Collecting peeler crabs is another activity that provides a couple of hours enjoyment for kids. There is always the initial fear of getting a pinch from a nipper but this is soon overcome. Then it is time to chase your cousin around with the crab.



Fishing sometimes becomes a family occupation and reactions from non-anglers can often lead them to grab a rod and join in the fun. A day’s fishing can also mean having a picnic.

On a sunny bank holiday August weekend, two year ago, it was decided that the extended family would go to a beach. Quite “by coincidence” I selected a little cove that would allow the two lads to cast out a few lug. Conditions were not great with blaring sunshine but nobody told the fish. Within two minutes of Leon’s trace hitting the water he had a rod doubled up as he struggled to pull in a bass and a flounder together. Keelan then landed a flounder and so the afternoon continued with a constant stream of fish being landed.

Keelans flounder

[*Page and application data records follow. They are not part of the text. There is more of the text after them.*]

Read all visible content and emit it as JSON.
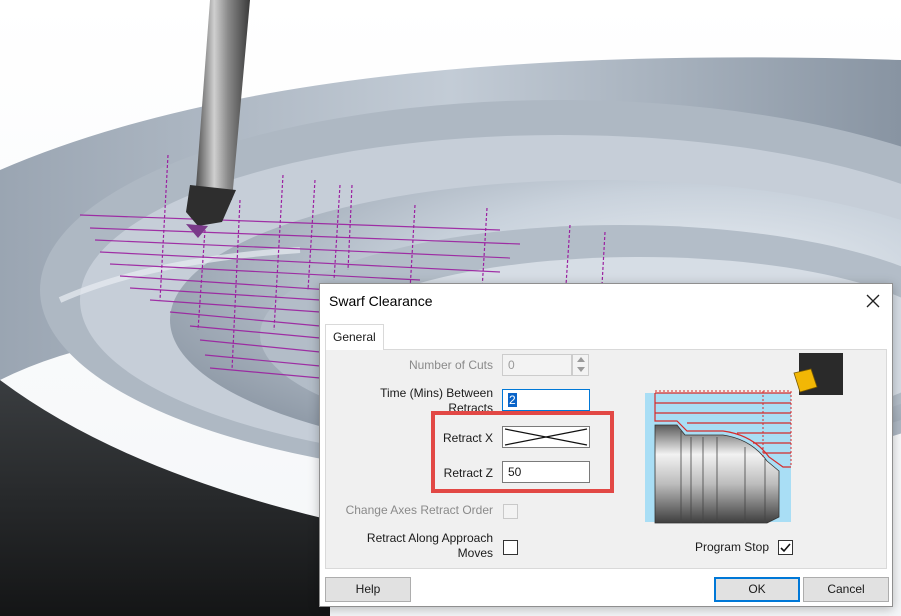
{
  "dialog": {
    "title": "Swarf Clearance",
    "tabs": [
      {
        "label": "General"
      }
    ],
    "fields": {
      "number_of_cuts": {
        "label": "Number of Cuts",
        "value": "0",
        "enabled": false
      },
      "time_between_retracts": {
        "label": "Time (Mins) Between Retracts",
        "value": "2"
      },
      "retract_x": {
        "label": "Retract X",
        "value": ""
      },
      "retract_z": {
        "label": "Retract Z",
        "value": "50"
      },
      "change_axes_retract_order": {
        "label": "Change Axes Retract Order",
        "checked": false,
        "enabled": false
      },
      "retract_along_approach_moves": {
        "label": "Retract Along Approach Moves",
        "checked": false
      },
      "program_stop": {
        "label": "Program Stop",
        "checked": true
      }
    },
    "buttons": {
      "help": "Help",
      "ok": "OK",
      "cancel": "Cancel"
    }
  },
  "colors": {
    "highlight": "#e24845",
    "toolpath": "#9b1fa0",
    "diagram_stock": "#a9def5",
    "diagram_path": "#d52b2b",
    "insert": "#f2b705",
    "accent": "#0078d7"
  }
}
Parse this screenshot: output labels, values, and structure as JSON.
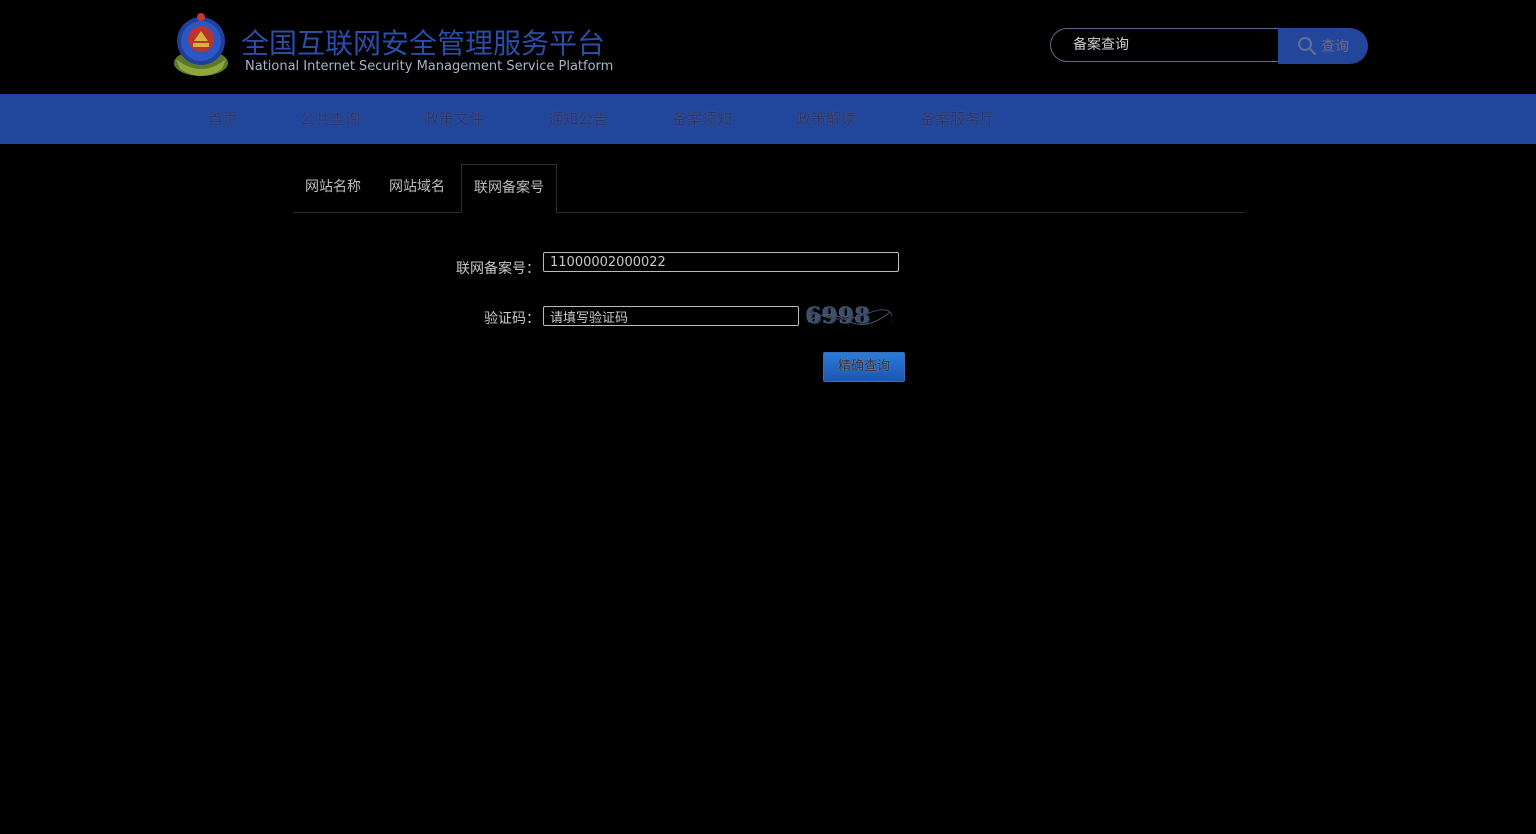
{
  "header": {
    "title_cn": "全国互联网安全管理服务平台",
    "title_en": "National Internet Security Management Service Platform",
    "search": {
      "value": "备案查询",
      "button_label": "查询"
    }
  },
  "nav": {
    "items": [
      {
        "label": "首页"
      },
      {
        "label": "公共查询"
      },
      {
        "label": "政策文件"
      },
      {
        "label": "通知公告"
      },
      {
        "label": "备案须知"
      },
      {
        "label": "政策解读"
      },
      {
        "label": "备案服务厅"
      }
    ]
  },
  "tabs": [
    {
      "label": "网站名称"
    },
    {
      "label": "网站域名"
    },
    {
      "label": "联网备案号"
    }
  ],
  "form": {
    "record_label": "联网备案号：",
    "record_value": "11000002000022",
    "captcha_label": "验证码：",
    "captcha_value": "请填写验证码",
    "captcha_text": "6998",
    "submit_label": "精确查询"
  },
  "colors": {
    "nav_bg": "#21479c",
    "brand_blue": "#2a4ea8",
    "search_button_bg": "#23469b"
  }
}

Easter 2013 was very cold with strong NW wind blowing day-in-day-out. Where could we go to stand any chance of a fish? Eventually, I just chanced a beach where we had the wind was offshore and we had some shelter even if there were no fish to be had. Fours rods were set up: one for me and  each of the two boys plus one for Mandy their mother. This was her first time actively shore fishing. Two minutes after the first cast her rod nearly leaped out of the stand and she soon had a magnificent 8lb bass on the beach……much to the disgust of the two younger “experienced anglers”!!!! Mandy was now hooked.

New Captain

By tying in family outings with a bit of fishing more people get exposed to the sport and even if they don’t become anglers they can appreciate the sport.

The beautiful sunny summer this year was perfect for outdoor life. On several occasions we managed to have fantastic days at the beach. Disposable barbeques accompanied fishing rods and reels. On another occasion we ran out of Youghal early in the morning for fishing and on returning to port headed up river to Villierstown where some of the party had a BBQ ready for us. This trip has some of the nicest scenery in Ireland and of course there are some beautiful houses and castles to be seen.  The kids had great fun on flat calm water taking turns at driving the boat at full throttle.

Bass Hunter

So there is a positive association between fishing and the outdoors. One day we went bass fishing from the beach. The BBQ was set up as were the rods. Unfortunately, due to weed we had to leave the rods aside but the BBQ meant that we had a great time anyway. We just didn’t have any fish to cook and so had to do with sausages and burgers.

Leon with lug


Finally, it is often worth getting young people involved in a local club and entering competitions. I fished my first competition at 6 years old and won it. Imagine the impact that had on my enthusiasm for the sport. There are a number of anglers who fish mainly or even solely in competitions. The chance of beating fellow anglers brings a new dimension to the sport. Of course mixing with other anglers in a competitive environment means learning new tricks and traces to get higher numbers and different species of fish. The top anglers in Ireland have proven themselves to be a match for anglers from other countries around the world. Nobody gets to this level without serious dedication and preparation.



 Stan Ryan is enjoying the pace of retirement! He is doing it as we all would want to…fishing his way through retirement! All branches and all disciplines are a lure to Stan! His travel articles are superb here on Topfisher but his homebased angling can be just as good!


Comments are closed.